[Component data from apps and pages]
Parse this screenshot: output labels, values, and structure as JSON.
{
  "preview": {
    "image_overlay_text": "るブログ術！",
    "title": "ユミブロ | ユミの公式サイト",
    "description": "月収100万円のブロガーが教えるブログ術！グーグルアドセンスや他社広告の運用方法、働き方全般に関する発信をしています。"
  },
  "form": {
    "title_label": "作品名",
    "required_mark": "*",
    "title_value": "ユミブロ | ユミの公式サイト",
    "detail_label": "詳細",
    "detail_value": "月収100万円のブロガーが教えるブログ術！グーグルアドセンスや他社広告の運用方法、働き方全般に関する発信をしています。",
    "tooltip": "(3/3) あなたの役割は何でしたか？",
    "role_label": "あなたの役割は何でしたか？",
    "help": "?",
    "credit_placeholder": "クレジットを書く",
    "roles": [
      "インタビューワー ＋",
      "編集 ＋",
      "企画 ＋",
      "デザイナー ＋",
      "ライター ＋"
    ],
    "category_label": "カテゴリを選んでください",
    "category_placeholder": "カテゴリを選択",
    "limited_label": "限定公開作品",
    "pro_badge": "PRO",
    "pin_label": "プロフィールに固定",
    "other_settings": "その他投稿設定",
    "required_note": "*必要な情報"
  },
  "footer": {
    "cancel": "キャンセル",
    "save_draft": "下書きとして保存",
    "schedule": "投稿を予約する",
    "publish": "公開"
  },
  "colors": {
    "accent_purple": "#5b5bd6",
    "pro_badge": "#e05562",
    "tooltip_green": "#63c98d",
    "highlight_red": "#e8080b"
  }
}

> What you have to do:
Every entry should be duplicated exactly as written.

> Exercise response:
Parse this screenshot: output labels, values, and structure as JSON.
{
  "preview": {
    "image_overlay_text": "るブログ術！",
    "title": "ユミブロ | ユミの公式サイト",
    "description": "月収100万円のブロガーが教えるブログ術！グーグルアドセンスや他社広告の運用方法、働き方全般に関する発信をしています。"
  },
  "form": {
    "title_label": "作品名",
    "required_mark": "*",
    "title_value": "ユミブロ | ユミの公式サイト",
    "detail_label": "詳細",
    "detail_value": "月収100万円のブロガーが教えるブログ術！グーグルアドセンスや他社広告の運用方法、働き方全般に関する発信をしています。",
    "tooltip": "(3/3) あなたの役割は何でしたか？",
    "role_label": "あなたの役割は何でしたか？",
    "help": "?",
    "credit_placeholder": "クレジットを書く",
    "roles": [
      "インタビューワー ＋",
      "編集 ＋",
      "企画 ＋",
      "デザイナー ＋",
      "ライター ＋"
    ],
    "category_label": "カテゴリを選んでください",
    "category_placeholder": "カテゴリを選択",
    "limited_label": "限定公開作品",
    "pro_badge": "PRO",
    "pin_label": "プロフィールに固定",
    "other_settings": "その他投稿設定",
    "required_note": "*必要な情報"
  },
  "footer": {
    "cancel": "キャンセル",
    "save_draft": "下書きとして保存",
    "schedule": "投稿を予約する",
    "publish": "公開"
  },
  "colors": {
    "accent_purple": "#5b5bd6",
    "pro_badge": "#e05562",
    "tooltip_green": "#63c98d",
    "highlight_red": "#e8080b"
  }
}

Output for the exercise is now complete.